You see, that's what the carnage looks like when a drunken butthead races at breakneck speed in the wrong direction on an interstate and runs head-on into a van full of people from my neighborhood who were only trying to come home from a fun family Christmas. Notice the gifts and the kids' clothing all over the highway. This is where the lives of five people came to a sudden and violent end, because this man was driving while his blood alcohol content was three times the legal limit.

But, here is where I am changing my thoughts.

When I was in third grade, our school librarian lived in our neighborhood, and then one day, despondent over her marital troubles, she drove to the Chesapeake Bay Bridge and jumped off, ending her life. Our teacher, a woman from Southern Maryland's farm country who, shall we say, lacked big-city sophistication and sensitivity, told us, "The library is closed for a while. Mrs. ______ 's husband left her, so she went to the Bay Bridge and killed herself. Bring in books from home if you want to read them."

When I was in tenth grade, a fellow sophomore was run over by his school bus one morning. Midway through the morning, the principal got on the intercom to state, "There have been a lot of rumors about someone dying this morning. Well, it's true, and his name was Ricky ______, a sophomore. Please remember to be careful at your bus stops when the bus is backing up. That is all."

Then, in my eleventh grade, a senior was killed on his way to school when his motorcycle skidded on a wet road and he was struck by a car. This time, the principal delivered more of a heartfelt threnody, and spoke with some sadness over the p.a. system about the loss of a fellow student. But, the teacher in whose classroom I was standing while the announcement was made to a stunned student body had this to say: "Bob was not a great student in Senior English, but he didn't deserve to have this happen to him."

Gee, ya think?

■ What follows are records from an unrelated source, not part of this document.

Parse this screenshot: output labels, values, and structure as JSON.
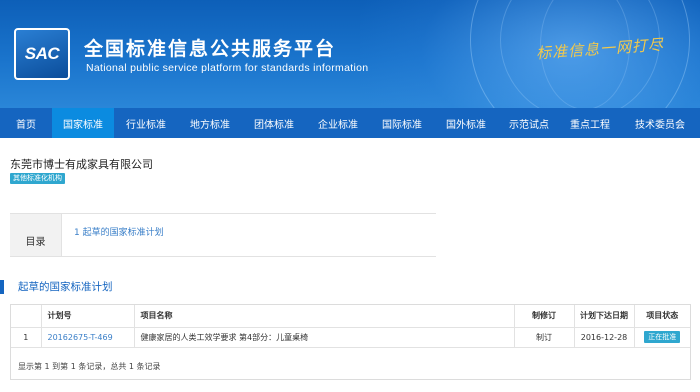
{
  "header": {
    "logo_text": "SAC",
    "title": "全国标准信息公共服务平台",
    "subtitle": "National public service platform  for standards information",
    "slogan": "标准信息一网打尽"
  },
  "nav": {
    "items": [
      {
        "label": "首页"
      },
      {
        "label": "国家标准"
      },
      {
        "label": "行业标准"
      },
      {
        "label": "地方标准"
      },
      {
        "label": "团体标准"
      },
      {
        "label": "企业标准"
      },
      {
        "label": "国际标准"
      },
      {
        "label": "国外标准"
      },
      {
        "label": "示范试点"
      },
      {
        "label": "重点工程"
      },
      {
        "label": "技术委员会"
      }
    ],
    "active_index": 1
  },
  "org": {
    "name": "东莞市博士有成家具有限公司",
    "badge": "其他标准化机构"
  },
  "toc": {
    "label": "目录",
    "items": [
      {
        "label": "1  起草的国家标准计划"
      }
    ]
  },
  "section": {
    "title": "起草的国家标准计划"
  },
  "table": {
    "headers": [
      "",
      "计划号",
      "项目名称",
      "制修订",
      "计划下达日期",
      "项目状态"
    ],
    "rows": [
      {
        "index": "1",
        "plan_no": "20162675-T-469",
        "name": "健康家居的人类工效学要求 第4部分：儿童桌椅",
        "type": "制订",
        "date": "2016-12-28",
        "status": "正在批准"
      }
    ],
    "footer": "显示第 1 到第 1 条记录，总共 1 条记录"
  },
  "colors": {
    "banner": "#1a74cc",
    "nav": "#1565c0",
    "nav_active": "#0b8be0",
    "badge": "#2fa7cf",
    "link": "#3a7fc8"
  }
}
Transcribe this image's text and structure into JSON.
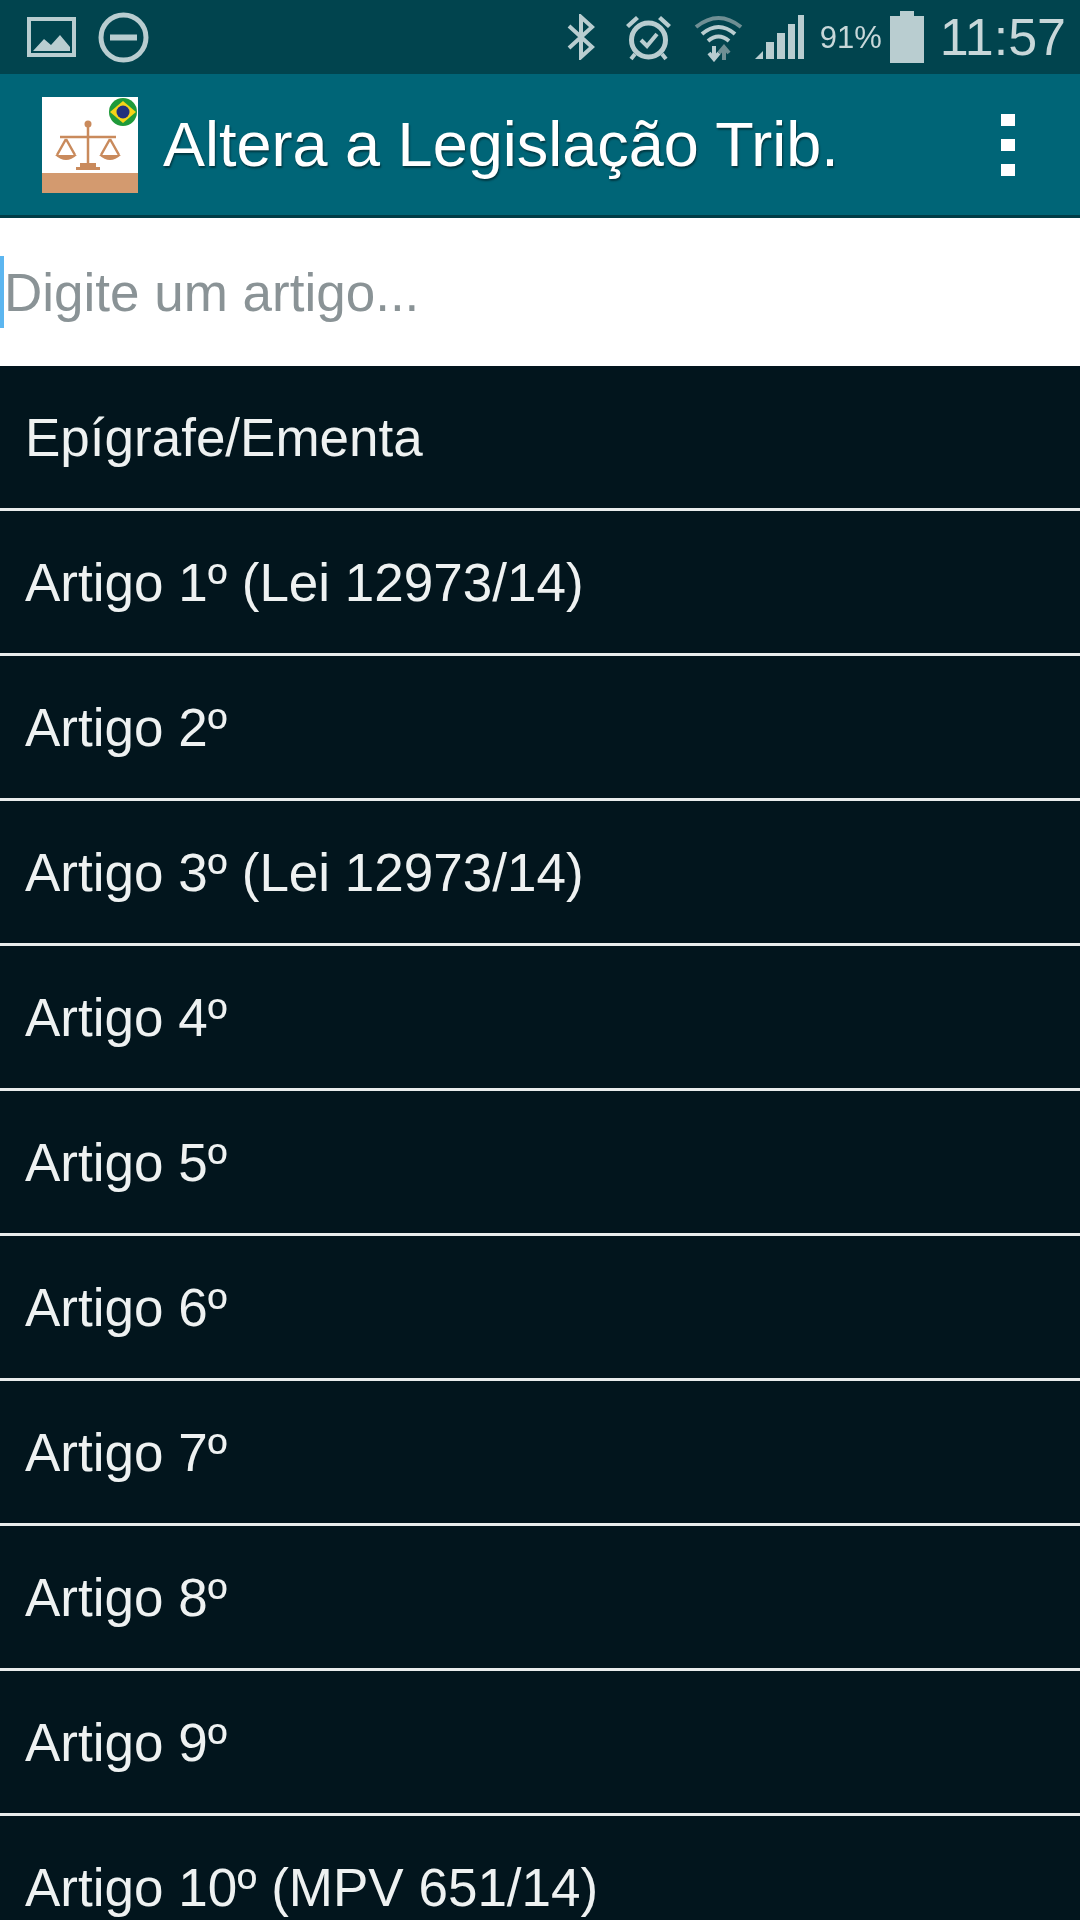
{
  "status_bar": {
    "battery": "91%",
    "time": "11:57"
  },
  "app_bar": {
    "title": "Altera a Legislação Trib."
  },
  "search": {
    "placeholder": "Digite um artigo..."
  },
  "articles": [
    {
      "label": "Epígrafe/Ementa"
    },
    {
      "label": "Artigo 1º (Lei 12973/14)"
    },
    {
      "label": "Artigo 2º"
    },
    {
      "label": "Artigo 3º (Lei 12973/14)"
    },
    {
      "label": "Artigo 4º"
    },
    {
      "label": "Artigo 5º"
    },
    {
      "label": "Artigo 6º"
    },
    {
      "label": "Artigo 7º"
    },
    {
      "label": "Artigo 8º"
    },
    {
      "label": "Artigo 9º"
    },
    {
      "label": "Artigo 10º (MPV 651/14)"
    }
  ]
}
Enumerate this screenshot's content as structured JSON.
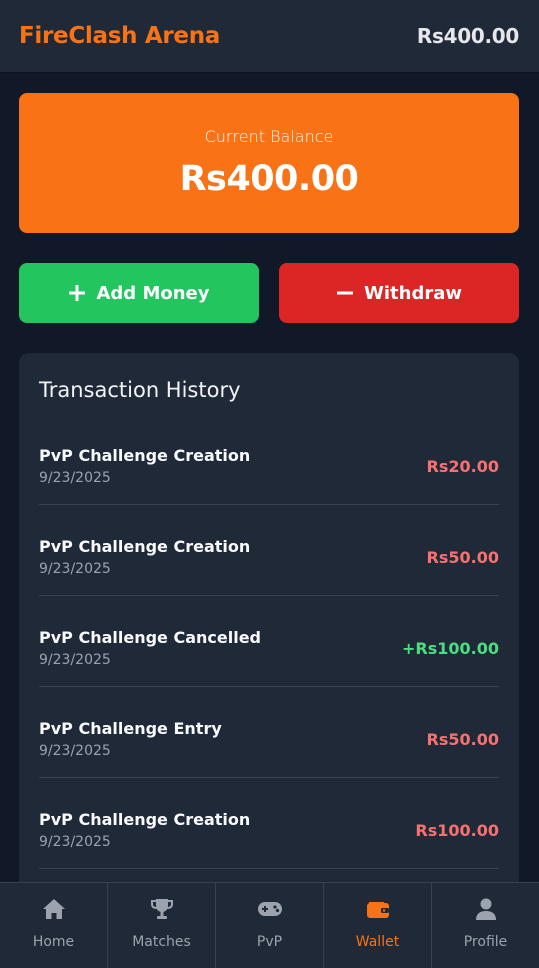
{
  "header": {
    "brand": "FireClash Arena",
    "balance": "Rs400.00"
  },
  "balance_card": {
    "label": "Current Balance",
    "amount": "Rs400.00"
  },
  "actions": {
    "add_label": "Add Money",
    "add_icon": "plus-icon",
    "withdraw_label": "Withdraw",
    "withdraw_icon": "minus-icon"
  },
  "history": {
    "title": "Transaction History",
    "items": [
      {
        "title": "PvP Challenge Creation",
        "date": "9/23/2025",
        "amount": "Rs20.00",
        "type": "debit"
      },
      {
        "title": "PvP Challenge Creation",
        "date": "9/23/2025",
        "amount": "Rs50.00",
        "type": "debit"
      },
      {
        "title": "PvP Challenge Cancelled",
        "date": "9/23/2025",
        "amount": "+Rs100.00",
        "type": "credit"
      },
      {
        "title": "PvP Challenge Entry",
        "date": "9/23/2025",
        "amount": "Rs50.00",
        "type": "debit"
      },
      {
        "title": "PvP Challenge Creation",
        "date": "9/23/2025",
        "amount": "Rs100.00",
        "type": "debit"
      }
    ]
  },
  "nav": {
    "items": [
      {
        "label": "Home",
        "icon": "home-icon"
      },
      {
        "label": "Matches",
        "icon": "trophy-icon"
      },
      {
        "label": "PvP",
        "icon": "gamepad-icon"
      },
      {
        "label": "Wallet",
        "icon": "wallet-icon",
        "active": true
      },
      {
        "label": "Profile",
        "icon": "user-icon"
      }
    ]
  },
  "colors": {
    "accent": "#f97316",
    "add_button": "#22c55e",
    "withdraw_button": "#dc2626",
    "debit_amount": "#f87171",
    "credit_amount": "#4ade80"
  }
}
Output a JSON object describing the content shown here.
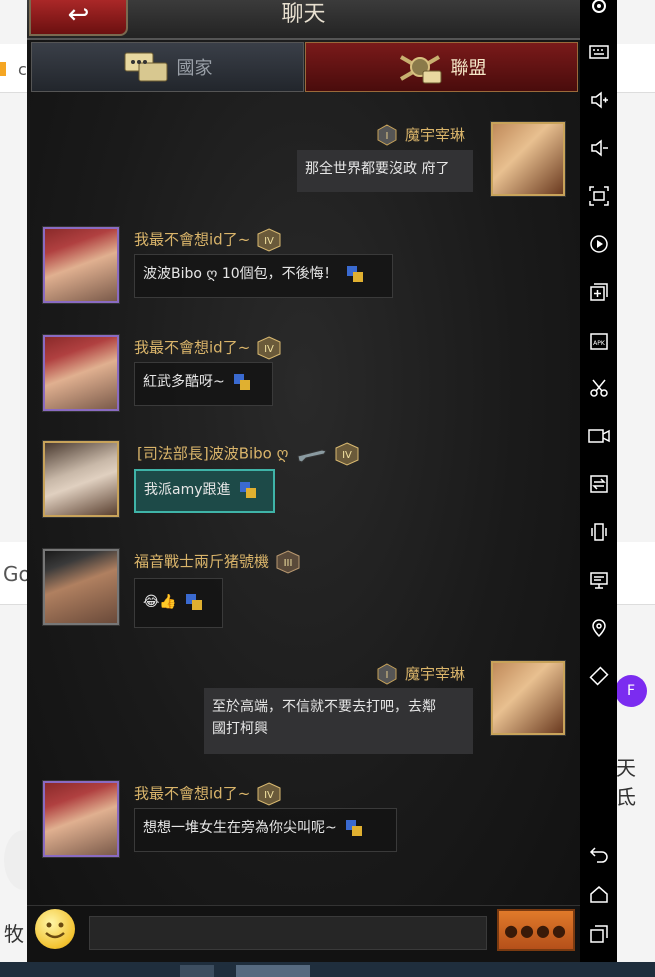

Having been educated in what must seem like a draconian era, I was a bit skeptical when, in the past few years, I saw that schools routinely furnished counselors and psychologists to help students cope with such enormities. Using the cloudy logic that has marred many a thought, I used to think, "WE didn't need to have people come in and help us face it when WE had a sad loss back in OUR day."

And then it came to me that maybe we should have! At least, it would have been better if we had gotten some counseling in third grade, tenth grade, eleventh, whenever. Maybe a bit of committed, understanding counseling would have made my generation, numbered among which are certainly the parents of this Ohio felon, more kind, more thoughtful, more centered. My generation was going to put an end to war, and yet they voted for Cheneybush like lemmings. By the millions, we gulp antacids like crazy, seek to numb our neuroses with Prozac, mess with drugs, booze, and inappropriate couplings, and weep and wail for the departed, when, if a skilled counselor had just spent a little time with us back in the formative years, we might have grown up all the better for it.

And, no matter what else you had to do at work today, unless you were involved in another tragedy, how would you have liked to be faced with meeting with kids coming off their winter break and explaining how something like this could have happened? And how do you deal with their fears, with their tears? I say, let's have a little love for the counselors and therapists among us, and hope this current generation of kids grows up better than m-m-m-m-my ge-ge-generation. Now that they have help on the rocky shoals of life, I believe they will.